If you’re a dedicated English learner, then you’d know by now that the language is all about getting regular upgrades. Doesn’t it feel cool when we can simply blurt new words in very regular situations? We get the heads turning, and that feels special. One word that we use so common is the “said.” When we re-narrate conversations, we often say- he said or she said. What if we said there are multiple other options that you can use differently based on the situation?
We’re guessing the above sentence has intrigued you enough to stay with us. It’s true! The dictionary is an ocean of words, and the deeper you dive, the grander the treasure. Let us take a look at 10 replacements for the word said.
10 Replacements for the Word “Said”
Let us begin our list with the most common replacements of the word said. Stated is something you can use to make any general statement. They are best when used in formal situations since the word is clear of any emotions. Not just conversational, but it is a good substitute even in written formal language. For example, We shall take a look at the final deal before the judge tomorrow, the lawyer stated.
It isn’t like this is a new word. We have heard the word before, several times, in fact. But when we so have to use it, we most forget this replacement word. Make sure to use the word when you wish to indicate in particular about a specific comment.

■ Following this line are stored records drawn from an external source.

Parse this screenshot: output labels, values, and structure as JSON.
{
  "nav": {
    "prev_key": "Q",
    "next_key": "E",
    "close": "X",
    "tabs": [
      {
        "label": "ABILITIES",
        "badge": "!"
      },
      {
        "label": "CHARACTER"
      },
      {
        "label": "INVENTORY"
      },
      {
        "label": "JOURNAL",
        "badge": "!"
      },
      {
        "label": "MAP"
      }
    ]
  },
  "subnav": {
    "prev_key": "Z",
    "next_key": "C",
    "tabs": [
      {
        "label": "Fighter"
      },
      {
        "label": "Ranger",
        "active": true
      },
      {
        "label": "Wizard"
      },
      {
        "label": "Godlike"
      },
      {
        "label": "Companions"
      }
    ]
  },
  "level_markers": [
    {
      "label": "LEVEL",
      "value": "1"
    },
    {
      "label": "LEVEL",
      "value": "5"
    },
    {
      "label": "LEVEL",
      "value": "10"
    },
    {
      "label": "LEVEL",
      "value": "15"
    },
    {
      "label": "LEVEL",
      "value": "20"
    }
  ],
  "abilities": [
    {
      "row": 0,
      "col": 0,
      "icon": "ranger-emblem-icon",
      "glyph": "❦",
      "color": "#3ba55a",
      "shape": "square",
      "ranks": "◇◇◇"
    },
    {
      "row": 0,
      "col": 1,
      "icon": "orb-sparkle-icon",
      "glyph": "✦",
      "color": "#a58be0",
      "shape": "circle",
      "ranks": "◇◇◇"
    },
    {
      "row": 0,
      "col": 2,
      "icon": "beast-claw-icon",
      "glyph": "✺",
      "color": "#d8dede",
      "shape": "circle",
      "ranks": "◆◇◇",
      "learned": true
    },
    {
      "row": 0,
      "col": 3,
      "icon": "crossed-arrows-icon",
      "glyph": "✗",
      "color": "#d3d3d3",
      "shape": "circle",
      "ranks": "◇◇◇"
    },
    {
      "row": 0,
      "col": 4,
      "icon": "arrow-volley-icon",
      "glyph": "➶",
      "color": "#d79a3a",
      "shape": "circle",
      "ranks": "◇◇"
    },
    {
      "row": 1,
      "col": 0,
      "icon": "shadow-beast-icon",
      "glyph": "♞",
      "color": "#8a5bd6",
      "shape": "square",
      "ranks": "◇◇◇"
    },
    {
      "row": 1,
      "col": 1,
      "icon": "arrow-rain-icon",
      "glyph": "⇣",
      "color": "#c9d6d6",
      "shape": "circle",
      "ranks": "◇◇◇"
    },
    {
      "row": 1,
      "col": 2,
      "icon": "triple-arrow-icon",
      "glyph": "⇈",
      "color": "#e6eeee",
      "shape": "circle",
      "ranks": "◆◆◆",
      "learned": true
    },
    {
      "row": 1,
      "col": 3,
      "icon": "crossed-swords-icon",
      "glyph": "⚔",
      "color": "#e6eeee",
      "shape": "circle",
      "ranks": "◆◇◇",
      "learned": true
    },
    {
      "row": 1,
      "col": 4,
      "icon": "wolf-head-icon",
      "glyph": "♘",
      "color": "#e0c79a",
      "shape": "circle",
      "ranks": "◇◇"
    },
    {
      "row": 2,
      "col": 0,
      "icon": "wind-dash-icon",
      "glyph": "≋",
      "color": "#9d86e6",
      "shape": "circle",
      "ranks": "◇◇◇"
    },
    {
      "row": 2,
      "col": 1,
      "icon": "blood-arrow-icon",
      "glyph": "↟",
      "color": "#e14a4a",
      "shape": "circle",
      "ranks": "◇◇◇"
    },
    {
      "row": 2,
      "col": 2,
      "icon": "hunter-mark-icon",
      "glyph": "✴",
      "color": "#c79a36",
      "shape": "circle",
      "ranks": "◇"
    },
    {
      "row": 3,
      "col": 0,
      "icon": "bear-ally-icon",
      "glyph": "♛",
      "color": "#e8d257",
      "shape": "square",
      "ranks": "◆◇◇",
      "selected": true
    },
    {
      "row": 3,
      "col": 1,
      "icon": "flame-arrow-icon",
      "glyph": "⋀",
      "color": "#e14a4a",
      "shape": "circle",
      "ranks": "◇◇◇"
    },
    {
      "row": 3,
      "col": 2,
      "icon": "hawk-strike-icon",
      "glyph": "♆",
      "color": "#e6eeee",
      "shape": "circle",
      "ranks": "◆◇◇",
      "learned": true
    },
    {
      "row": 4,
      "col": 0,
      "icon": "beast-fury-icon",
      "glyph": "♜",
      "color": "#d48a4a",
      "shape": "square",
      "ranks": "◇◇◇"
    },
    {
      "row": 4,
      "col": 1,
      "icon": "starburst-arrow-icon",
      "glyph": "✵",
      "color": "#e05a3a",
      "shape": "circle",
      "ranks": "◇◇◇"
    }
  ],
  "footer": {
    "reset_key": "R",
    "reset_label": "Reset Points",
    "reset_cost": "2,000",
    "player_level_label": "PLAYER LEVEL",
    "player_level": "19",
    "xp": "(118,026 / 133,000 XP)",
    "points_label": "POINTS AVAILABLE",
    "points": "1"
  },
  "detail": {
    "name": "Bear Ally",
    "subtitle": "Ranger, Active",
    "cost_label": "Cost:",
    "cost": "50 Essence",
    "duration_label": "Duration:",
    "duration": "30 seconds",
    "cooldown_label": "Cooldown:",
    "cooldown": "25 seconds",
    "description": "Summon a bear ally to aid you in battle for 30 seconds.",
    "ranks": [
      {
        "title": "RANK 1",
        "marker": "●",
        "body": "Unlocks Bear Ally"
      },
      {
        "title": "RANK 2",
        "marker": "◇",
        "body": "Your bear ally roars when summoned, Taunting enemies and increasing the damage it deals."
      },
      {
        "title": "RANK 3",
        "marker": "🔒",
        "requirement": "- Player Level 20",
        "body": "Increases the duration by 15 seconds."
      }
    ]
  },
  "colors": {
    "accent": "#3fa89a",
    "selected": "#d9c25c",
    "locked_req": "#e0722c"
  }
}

For example, “You can surely find some better ways to keep yourself busy during the weekends,” the teacher commented.
Imagine a drama scene, blown into arguments, wouldn’t “said” sound completely plain? Of course! Why not use nagged? Generally, people claim that wives nag, but then, that’s just a gender-biased statement. In truth, everyone nags, and we can use this word during such situations. For example, “Oh really? When do you ever pick up the dishes after food, anyway?” The old mother nagged her teenage daughter.
When you wish to express something with excitement or want to narrate a sentence that expresses enthusiasm, use gushed. It makes the sentence sound a lot more expressive than the same old boring said. For example, “That’s such a lovely gift you got me,” Rosie gushed when John gave her a new watch.
The word needs no definition. It’s just, we do not often remember to use the word in place of the word said. It is self-explanatory that we cannot use the word everywhere unless it fits the situation. For example, “Do not pluck flowers from the garden, “ the gardener instructed the young visitors.
Why not give comical situations a fun replacement? When you want to quote someone who did indeed crack a joke, the sentence could become longer when you use an adjective with the word said. Using this as a substitute will not just make the sentence unique, but also short and crisp. For example, Roberta joked about eating the entire chicken by herself if we didn’t show up on time. The sentence becomes longer if we use it otherwise. Roberta said jokingly that she would eat the entire chicken by herself if we didn’t show up on time.
Requests of any form could join hands with this word which is a perfect subscribe for our word in context. Yet again, it’s different and gives us a break from using the usual. For example, “Mom, please let is go to Ryan’s birthday party. We even completed our homework on time!” Maria & Susan pleaded.
Our thoughts deserve equal treatment, don’t they? To muse means to have thoughts and say them to ourselves as though considering something. The word sounds quite fancy, and something we cannot wait to use next time. Can you? Let’s take a look at an example. “Where have I seen this man before?” Mused Jessica.
Here’s another replacement word for said, which you can use to express the sentiments of taunt, teasing, or mockery. It surely adds more weight to the sentence because it removes the ordinary. For example, “And what do you know about running this company? There’s a difference between running it and working for it!” The angry boss jeered his intern.
Yet again, the word needs no description. Narrations that include some form of strong suggestions, we use the word insisted instead of the word said. For example, “You must visit the old fort before you leave for the city. It’s a living testimony of this area’s history, ” insisted the librarian.
Do you use other replacements for the word said? Share it with us and our fellow readers. Try making sentences with the words above and leave them in the comment section below. Don’t forget to incorporate them into your conversations until we return with yet another powerful vocabulary list.